The plan was to put Beausoleil in a movie called Lucifer Rising – but that plan was idling. Anger could only work when had money, which wasn’t often. Still, they shot what they could, and decided to share their progress at an event in the Haight called “The Equinox of the Gods,” in which Anger would test out some reels of Lucifer, and Beausoleil’s band, “The Magick Powerhouse of Oz” would play.
Instead, the evening fell apart. The reels went missing, and a livid Anger blamed his darling Bobby – who was just as upset to think that Anger could think him capable of doing such a thing.
When Beausoleil returned to the Westerfeld House to pack his bags, he found the doors locked, the windows covered in white sheets, and his car engine missing. It wasn’t until he broke into the house that he found the engine on Anger’s altar. When Beausoleil put it back in, he split for Los Angeles and infamously fell in with another counterculture figure – Charles Manson.

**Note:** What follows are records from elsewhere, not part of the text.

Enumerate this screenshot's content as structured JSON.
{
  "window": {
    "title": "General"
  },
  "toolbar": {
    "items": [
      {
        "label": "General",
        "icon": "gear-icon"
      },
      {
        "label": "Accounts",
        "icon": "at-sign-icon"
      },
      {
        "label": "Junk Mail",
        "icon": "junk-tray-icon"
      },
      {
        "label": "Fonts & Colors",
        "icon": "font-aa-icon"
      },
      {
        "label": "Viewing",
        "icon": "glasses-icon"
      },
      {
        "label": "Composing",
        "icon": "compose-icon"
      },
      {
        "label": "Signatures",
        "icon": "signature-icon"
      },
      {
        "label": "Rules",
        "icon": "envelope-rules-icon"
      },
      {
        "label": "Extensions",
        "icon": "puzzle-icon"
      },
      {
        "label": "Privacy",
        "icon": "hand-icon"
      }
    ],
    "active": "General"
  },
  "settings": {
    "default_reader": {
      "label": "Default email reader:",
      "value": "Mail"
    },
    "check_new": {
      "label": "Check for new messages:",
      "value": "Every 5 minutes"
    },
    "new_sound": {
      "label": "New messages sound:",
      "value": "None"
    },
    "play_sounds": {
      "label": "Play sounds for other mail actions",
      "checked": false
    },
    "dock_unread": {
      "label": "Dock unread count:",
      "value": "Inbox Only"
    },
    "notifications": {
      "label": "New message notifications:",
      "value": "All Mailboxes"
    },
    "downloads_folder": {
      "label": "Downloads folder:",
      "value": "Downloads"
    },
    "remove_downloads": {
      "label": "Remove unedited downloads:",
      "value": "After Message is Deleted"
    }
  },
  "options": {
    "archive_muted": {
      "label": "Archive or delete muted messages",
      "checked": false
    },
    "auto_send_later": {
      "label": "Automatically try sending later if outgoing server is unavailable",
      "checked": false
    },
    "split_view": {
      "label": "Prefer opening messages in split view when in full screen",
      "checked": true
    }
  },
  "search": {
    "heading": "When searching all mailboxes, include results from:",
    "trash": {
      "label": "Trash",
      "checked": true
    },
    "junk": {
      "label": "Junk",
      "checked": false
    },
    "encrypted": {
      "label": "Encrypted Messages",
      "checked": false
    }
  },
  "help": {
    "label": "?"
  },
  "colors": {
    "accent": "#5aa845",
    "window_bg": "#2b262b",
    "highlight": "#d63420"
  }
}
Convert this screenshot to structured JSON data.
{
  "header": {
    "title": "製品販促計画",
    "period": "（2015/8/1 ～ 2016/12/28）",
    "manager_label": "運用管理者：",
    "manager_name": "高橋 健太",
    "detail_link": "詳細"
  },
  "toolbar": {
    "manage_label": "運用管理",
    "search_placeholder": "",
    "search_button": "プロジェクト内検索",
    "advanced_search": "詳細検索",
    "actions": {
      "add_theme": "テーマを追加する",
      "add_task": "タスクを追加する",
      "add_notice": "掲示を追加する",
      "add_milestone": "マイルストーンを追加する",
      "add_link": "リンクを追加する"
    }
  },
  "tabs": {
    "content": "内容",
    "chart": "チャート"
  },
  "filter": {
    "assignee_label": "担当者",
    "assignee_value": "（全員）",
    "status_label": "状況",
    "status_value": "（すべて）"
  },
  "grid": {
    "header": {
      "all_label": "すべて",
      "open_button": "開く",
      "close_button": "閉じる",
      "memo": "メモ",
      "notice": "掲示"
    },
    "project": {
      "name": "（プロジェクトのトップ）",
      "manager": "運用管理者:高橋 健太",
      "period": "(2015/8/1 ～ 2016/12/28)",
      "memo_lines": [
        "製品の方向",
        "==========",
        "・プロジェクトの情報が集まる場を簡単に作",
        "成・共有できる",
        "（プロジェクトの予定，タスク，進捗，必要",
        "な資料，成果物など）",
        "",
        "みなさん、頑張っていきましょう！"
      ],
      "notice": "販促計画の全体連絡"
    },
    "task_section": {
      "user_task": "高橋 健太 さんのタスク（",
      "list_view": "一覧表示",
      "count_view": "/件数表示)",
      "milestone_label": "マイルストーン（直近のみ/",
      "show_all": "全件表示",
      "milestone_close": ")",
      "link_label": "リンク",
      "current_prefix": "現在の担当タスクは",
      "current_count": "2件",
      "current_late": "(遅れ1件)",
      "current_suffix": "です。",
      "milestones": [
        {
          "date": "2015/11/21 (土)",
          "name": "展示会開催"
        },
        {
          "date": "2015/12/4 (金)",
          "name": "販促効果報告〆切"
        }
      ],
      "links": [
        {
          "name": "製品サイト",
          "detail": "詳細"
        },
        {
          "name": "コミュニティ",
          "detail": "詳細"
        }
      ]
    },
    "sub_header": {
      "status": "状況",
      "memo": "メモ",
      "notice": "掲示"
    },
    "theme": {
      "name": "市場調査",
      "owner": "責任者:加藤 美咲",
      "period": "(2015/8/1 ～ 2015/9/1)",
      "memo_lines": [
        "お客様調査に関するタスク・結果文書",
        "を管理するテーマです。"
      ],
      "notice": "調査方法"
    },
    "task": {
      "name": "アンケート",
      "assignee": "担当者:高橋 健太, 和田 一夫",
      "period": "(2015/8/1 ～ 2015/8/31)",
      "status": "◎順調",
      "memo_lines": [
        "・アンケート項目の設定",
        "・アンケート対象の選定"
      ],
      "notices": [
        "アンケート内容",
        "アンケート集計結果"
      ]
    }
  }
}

Beausoleil would go on to participate in the murder of a man in Topanga Canyon for Manson, in an event that would catalyse the Tate-LaBianca murders in August, 1969. But we digress…

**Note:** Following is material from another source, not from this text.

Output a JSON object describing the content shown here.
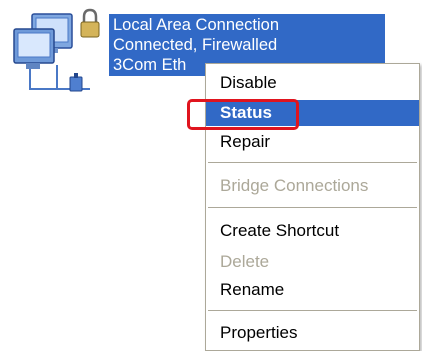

Now without his great muse, Anger rebounded with even bigger stars, like The Rolling Stones’ Mick Jagger, and Led Zeppellin’s Jimmy Paige, who had all seen his work at midnight movie houses. Anger decided to move forward with Lucifer Rising, this time with Jagger’s then girlfriend, Marianne Faithful, as the character of Lilith, and Jimmy Paige as a “Man Holding the Stele of Revelation” (and a random actor as Beausoleil’s Lucifer). The film was – remarkably – financed in part by John Paul Getty, and helped Anger realise his dream of filming in Egypt.

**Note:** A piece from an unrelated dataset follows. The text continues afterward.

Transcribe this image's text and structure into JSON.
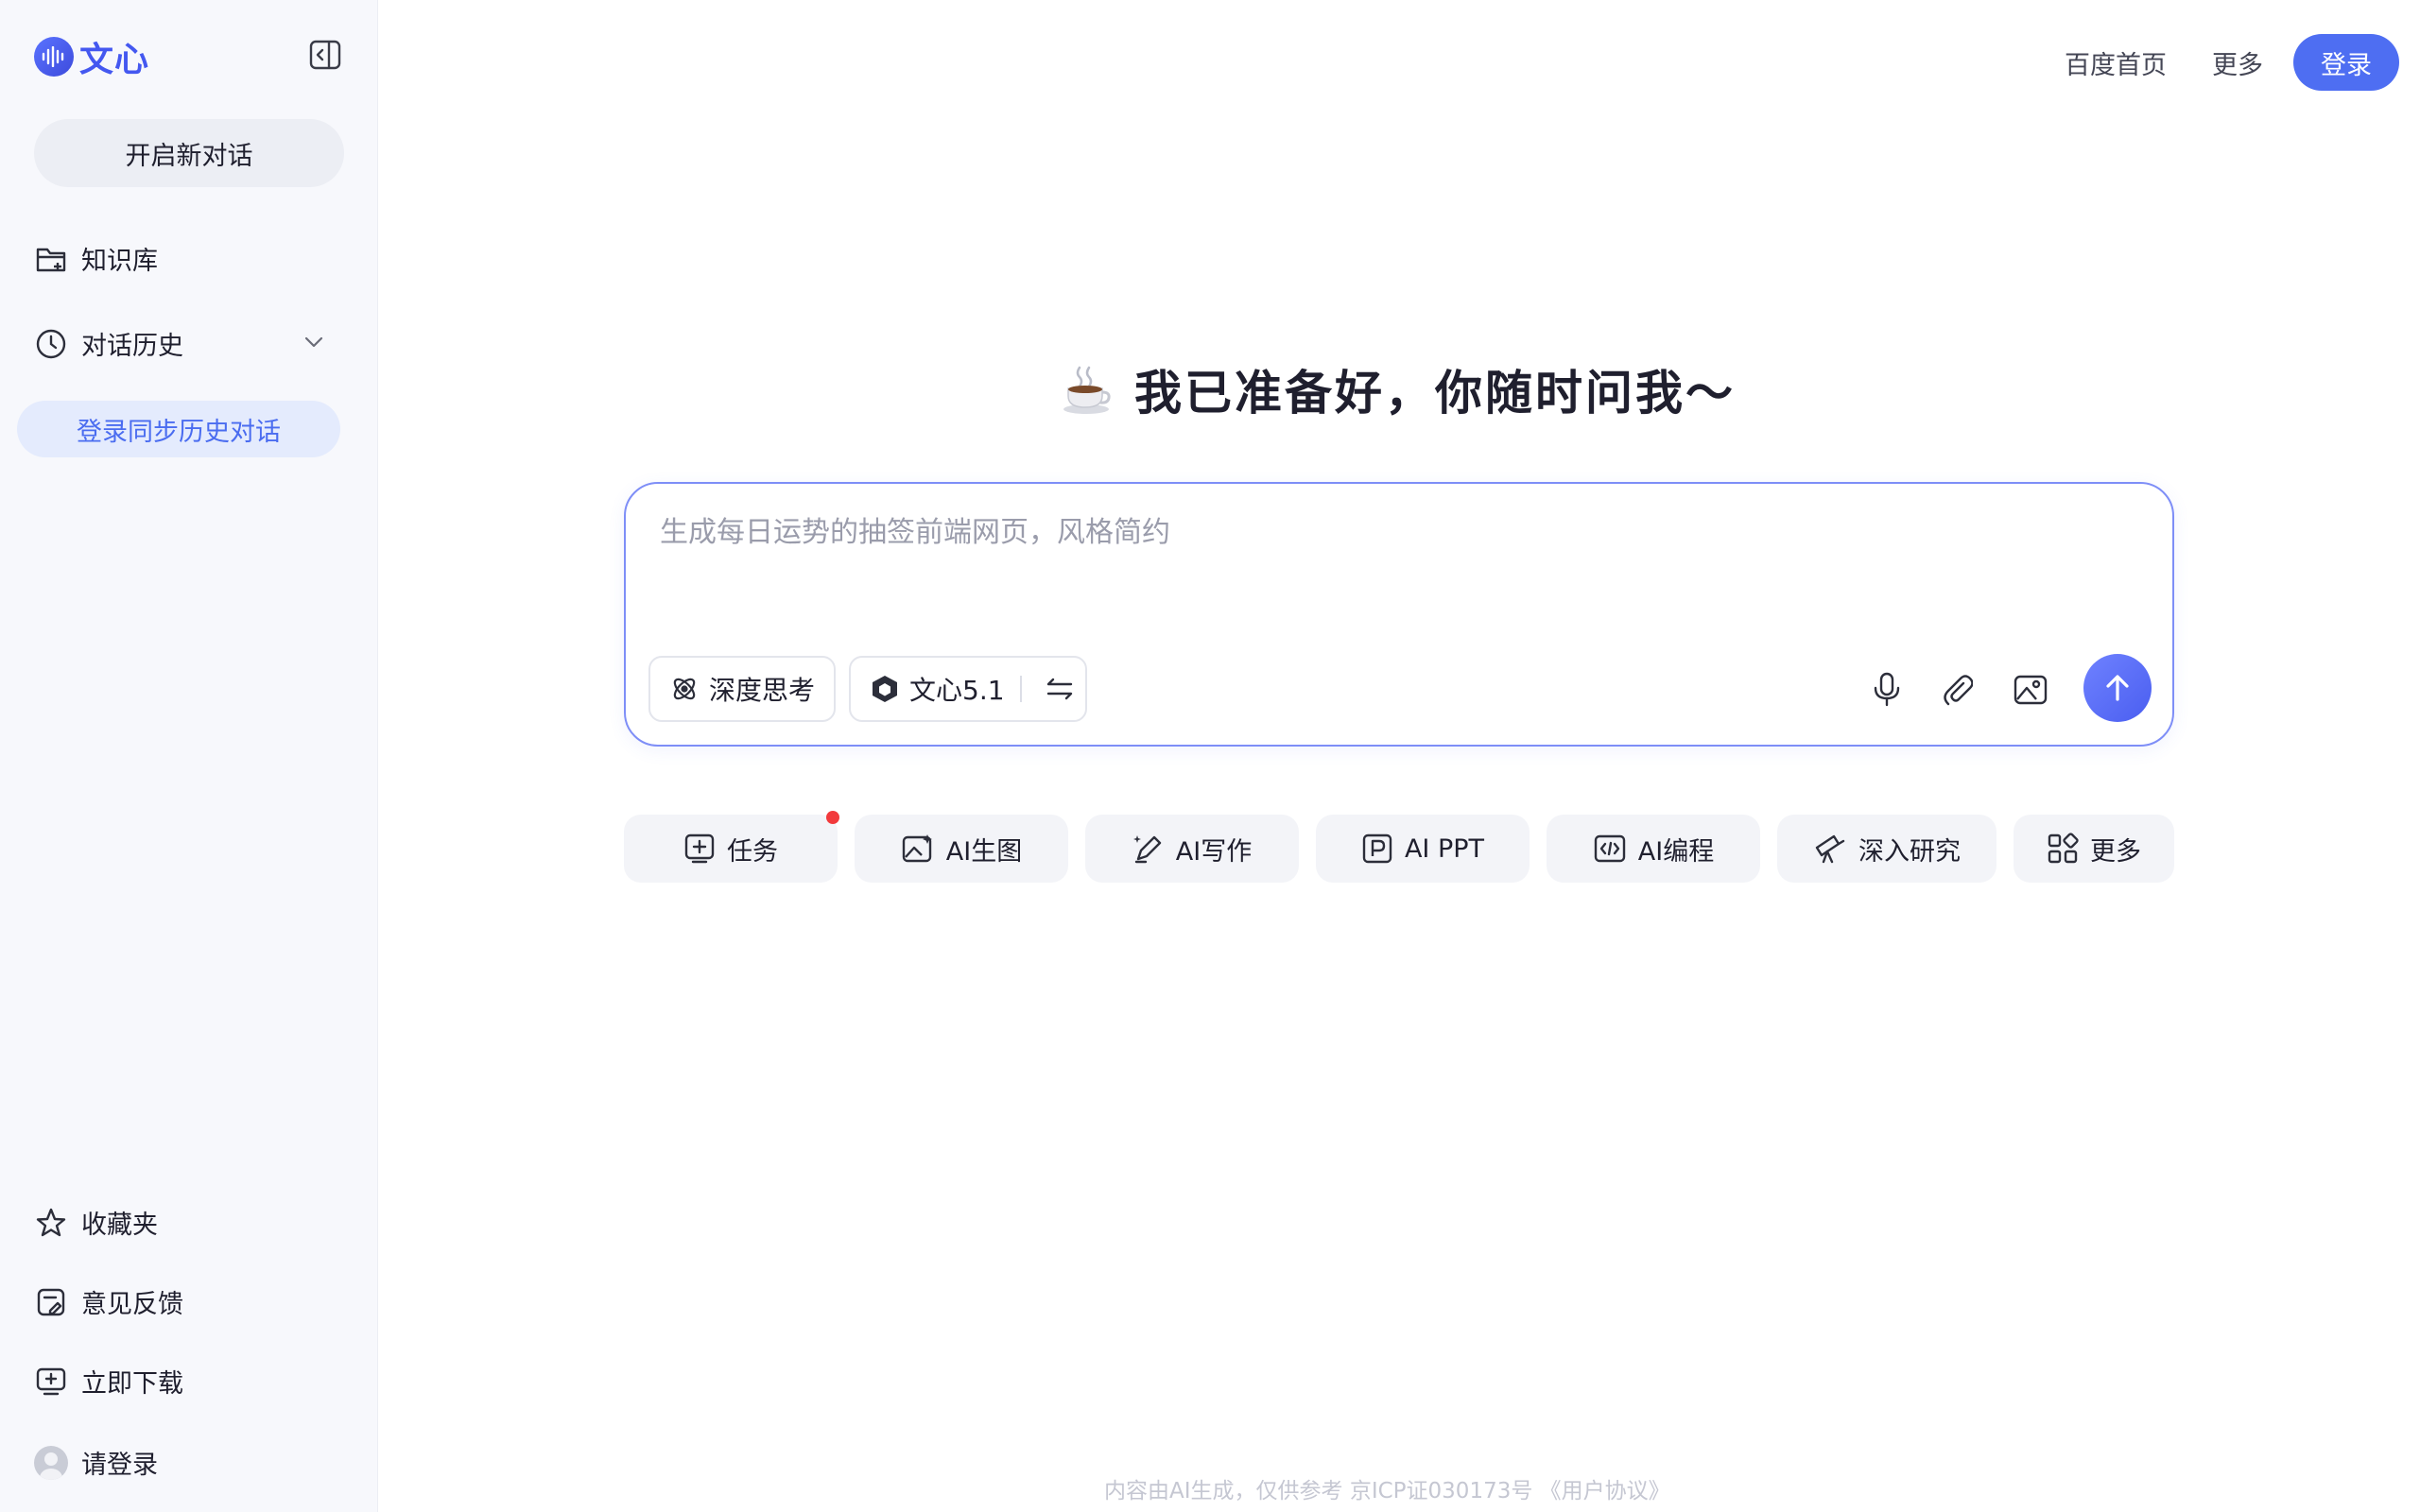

Jagger declined a role in the picture, offering up his brother, Chris, instead. But the Stones did take notes on Anger’s satanic streak, and wrote a little diddy called “Sympathy for the Devil” inspired by their new, freaky friend. “It was a meeting of minds,” Anger later said about the group, “They were typical of a lot of musicians. They wanted to climb on the wavelength.”
When the film premiered, Anger had somewhat reconciled with Beausoleil, who was permitted to record the soundtrack for the film from prison. And as for the OG-Lucifer Rising? Anger wouldn’t release it until 1980, under the name Invocation of My Demon Brother. Today, the two films are birds of a feather, with Invocation mixing footage of Beausoleil and co. with clips of Anton LaVay, Mick Jagger, and the Rolling Stones in concert. Sadly, when the film was finally complete in the 1980s, Anger was in a bad way. He was a cult legend by then, but he was also broke and bitter. He threw paint over the door of Warhol’s old house for “selling out.”
Anger is still around, but keeps his cards close to his chest. Still, his influence on film runs throughout some of the industry’s biggest talents, from Dennis Hopper’s Easy Rider (see: the bikers of Scorpio Rising), to directors like Martin Scorcese and David Lynch, who copied Anger’s habit of layering happy-go-lucky oldies over otherwise ominous scenes. Beausoleil is still in prison, but continues to write and share his music on Facebook, and, in a strange turn of events, even had one of his songs covered by Lady Gaga. As for Anger’s next move? Most recently, his fascinating career has been inspiring the fashion world, and in 2018 he starred in a short movie for Gucci filmed at the iconic Chateau Marmont. He’s already published another volume of his infamous Hollywood Babylon books, and has a third lined up – but he’s hesitant to release it, as he says it spills a little too much about “where the bodies are buried” by the Church of Scientology. There you have it, folks: Kenneth Anger, 92-years old and still stirring the cauldron.